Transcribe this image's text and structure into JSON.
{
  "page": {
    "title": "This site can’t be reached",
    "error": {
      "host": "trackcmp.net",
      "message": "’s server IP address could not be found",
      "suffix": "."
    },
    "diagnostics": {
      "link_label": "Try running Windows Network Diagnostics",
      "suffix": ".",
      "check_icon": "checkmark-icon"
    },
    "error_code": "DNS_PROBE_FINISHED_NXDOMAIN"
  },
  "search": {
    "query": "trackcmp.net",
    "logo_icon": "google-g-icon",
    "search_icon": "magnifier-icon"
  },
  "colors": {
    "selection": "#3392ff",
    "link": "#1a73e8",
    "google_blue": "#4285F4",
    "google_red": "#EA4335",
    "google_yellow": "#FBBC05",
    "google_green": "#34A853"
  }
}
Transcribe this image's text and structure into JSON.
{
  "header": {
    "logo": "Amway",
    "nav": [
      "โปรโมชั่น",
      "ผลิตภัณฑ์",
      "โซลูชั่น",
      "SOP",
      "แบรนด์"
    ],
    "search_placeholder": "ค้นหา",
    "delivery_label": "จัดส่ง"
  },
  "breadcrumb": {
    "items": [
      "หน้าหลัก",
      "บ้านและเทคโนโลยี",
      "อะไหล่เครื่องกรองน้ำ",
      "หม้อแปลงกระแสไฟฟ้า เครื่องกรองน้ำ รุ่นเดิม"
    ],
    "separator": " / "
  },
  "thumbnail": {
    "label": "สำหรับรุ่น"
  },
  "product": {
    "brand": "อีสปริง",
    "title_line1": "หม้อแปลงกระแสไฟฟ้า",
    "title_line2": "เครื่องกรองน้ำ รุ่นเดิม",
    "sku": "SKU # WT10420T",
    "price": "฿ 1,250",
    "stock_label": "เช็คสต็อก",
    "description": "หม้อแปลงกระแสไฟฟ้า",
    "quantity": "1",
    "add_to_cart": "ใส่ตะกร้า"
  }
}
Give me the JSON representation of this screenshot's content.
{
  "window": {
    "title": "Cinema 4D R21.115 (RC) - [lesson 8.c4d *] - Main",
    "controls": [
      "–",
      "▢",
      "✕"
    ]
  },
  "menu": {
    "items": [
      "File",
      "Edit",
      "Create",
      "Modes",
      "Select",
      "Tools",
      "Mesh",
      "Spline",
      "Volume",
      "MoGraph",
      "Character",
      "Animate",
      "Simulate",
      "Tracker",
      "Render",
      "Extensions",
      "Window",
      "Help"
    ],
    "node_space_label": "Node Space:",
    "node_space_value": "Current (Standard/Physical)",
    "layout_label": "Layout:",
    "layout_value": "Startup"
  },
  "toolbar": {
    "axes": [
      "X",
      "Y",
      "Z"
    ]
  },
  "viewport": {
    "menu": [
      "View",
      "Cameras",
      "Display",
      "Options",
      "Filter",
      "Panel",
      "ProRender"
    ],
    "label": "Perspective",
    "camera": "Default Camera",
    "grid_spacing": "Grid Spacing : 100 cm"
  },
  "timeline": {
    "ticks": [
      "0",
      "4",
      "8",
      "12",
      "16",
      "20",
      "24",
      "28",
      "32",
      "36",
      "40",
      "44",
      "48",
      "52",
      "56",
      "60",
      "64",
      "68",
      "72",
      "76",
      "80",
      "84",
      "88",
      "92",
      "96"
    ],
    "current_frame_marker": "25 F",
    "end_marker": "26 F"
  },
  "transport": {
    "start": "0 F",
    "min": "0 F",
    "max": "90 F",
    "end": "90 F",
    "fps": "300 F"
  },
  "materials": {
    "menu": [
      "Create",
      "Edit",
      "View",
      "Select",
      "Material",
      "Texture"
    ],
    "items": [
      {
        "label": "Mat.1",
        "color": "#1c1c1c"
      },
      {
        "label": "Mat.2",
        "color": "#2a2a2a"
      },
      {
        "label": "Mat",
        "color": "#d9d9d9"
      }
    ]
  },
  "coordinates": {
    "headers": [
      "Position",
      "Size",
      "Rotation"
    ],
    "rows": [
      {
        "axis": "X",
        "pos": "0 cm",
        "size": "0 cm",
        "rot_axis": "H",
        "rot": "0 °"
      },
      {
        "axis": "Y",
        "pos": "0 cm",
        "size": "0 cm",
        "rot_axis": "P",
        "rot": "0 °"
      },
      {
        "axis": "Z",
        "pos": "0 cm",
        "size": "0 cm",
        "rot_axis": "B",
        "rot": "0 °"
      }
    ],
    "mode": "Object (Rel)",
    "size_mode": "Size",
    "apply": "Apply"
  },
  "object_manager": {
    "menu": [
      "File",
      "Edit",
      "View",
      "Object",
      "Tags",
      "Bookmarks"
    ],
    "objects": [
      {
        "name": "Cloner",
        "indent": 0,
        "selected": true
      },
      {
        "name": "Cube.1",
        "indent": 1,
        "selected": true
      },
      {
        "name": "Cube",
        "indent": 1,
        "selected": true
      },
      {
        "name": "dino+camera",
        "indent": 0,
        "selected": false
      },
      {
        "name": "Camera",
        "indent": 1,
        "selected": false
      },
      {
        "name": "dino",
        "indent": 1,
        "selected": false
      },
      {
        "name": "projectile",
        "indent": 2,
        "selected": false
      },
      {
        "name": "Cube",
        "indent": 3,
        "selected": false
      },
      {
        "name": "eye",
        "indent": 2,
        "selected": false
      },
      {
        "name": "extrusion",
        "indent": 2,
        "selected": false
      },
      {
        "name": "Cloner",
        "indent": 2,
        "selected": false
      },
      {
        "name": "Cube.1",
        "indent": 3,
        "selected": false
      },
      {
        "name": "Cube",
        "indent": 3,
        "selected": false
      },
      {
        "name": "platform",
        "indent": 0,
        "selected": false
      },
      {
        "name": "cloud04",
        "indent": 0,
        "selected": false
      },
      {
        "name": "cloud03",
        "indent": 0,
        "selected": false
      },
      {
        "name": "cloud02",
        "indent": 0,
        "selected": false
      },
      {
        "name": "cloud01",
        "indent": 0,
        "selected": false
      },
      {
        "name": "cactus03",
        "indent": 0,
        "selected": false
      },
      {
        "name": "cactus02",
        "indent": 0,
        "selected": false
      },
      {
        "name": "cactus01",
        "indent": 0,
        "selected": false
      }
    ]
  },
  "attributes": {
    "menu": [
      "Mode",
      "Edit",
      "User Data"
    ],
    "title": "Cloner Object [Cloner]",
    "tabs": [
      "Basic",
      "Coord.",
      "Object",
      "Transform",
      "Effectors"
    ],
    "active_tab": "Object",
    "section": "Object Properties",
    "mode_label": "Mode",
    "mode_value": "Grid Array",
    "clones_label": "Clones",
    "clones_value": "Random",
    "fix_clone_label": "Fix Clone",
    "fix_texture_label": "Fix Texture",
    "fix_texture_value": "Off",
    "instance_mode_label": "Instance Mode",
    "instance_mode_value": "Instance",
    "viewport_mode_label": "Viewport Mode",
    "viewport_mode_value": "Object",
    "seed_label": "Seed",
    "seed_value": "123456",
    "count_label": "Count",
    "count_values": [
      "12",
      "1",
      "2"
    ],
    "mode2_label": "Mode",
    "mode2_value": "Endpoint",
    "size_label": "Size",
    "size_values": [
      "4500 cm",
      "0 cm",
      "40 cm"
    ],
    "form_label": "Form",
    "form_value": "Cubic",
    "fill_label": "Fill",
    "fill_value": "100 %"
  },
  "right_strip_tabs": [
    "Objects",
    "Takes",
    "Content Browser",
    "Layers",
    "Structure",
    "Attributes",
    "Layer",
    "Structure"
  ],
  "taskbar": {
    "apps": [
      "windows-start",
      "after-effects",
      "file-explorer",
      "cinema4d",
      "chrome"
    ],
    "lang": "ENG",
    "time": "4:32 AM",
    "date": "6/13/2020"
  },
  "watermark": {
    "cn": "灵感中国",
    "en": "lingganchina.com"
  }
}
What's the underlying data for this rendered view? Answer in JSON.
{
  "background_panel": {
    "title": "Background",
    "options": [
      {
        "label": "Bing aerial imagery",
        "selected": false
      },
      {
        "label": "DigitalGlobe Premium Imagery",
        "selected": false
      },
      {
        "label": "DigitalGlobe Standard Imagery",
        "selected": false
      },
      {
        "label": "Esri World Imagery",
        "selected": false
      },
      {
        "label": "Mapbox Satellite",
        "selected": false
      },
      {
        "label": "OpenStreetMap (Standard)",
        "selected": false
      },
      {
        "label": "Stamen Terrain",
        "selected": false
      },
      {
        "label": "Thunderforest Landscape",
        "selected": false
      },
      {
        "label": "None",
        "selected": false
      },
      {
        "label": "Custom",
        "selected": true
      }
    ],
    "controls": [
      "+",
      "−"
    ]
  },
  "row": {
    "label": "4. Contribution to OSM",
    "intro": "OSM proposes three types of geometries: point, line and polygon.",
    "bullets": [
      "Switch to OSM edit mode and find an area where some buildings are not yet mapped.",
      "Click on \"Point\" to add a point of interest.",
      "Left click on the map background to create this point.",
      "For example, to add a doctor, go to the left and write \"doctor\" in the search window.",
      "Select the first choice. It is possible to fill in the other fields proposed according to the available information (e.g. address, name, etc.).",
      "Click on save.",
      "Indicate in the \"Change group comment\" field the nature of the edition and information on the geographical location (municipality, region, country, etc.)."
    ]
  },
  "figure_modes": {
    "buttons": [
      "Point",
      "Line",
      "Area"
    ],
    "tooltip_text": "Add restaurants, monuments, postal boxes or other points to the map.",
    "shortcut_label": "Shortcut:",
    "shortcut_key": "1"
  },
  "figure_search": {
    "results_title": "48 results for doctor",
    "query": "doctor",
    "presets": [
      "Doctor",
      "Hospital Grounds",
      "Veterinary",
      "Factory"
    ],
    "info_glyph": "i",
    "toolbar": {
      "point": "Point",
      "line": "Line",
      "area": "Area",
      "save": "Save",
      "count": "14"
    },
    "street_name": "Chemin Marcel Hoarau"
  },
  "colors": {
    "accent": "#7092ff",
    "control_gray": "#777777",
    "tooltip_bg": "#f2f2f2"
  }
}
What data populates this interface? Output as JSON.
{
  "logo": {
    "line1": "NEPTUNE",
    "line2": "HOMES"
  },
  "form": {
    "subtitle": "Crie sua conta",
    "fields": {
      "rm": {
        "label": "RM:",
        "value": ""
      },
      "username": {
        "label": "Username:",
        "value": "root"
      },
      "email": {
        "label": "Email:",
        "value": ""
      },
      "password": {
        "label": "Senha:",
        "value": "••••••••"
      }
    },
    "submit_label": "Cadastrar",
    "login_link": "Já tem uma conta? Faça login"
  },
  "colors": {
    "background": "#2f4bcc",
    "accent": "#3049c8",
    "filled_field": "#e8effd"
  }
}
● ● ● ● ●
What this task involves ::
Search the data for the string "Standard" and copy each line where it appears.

Worked solution ::
    "node_space_value": "Current (Standard/Physical)",
        "label": "DigitalGlobe Standard Imagery",
        "label": "OpenStreetMap (Standard)",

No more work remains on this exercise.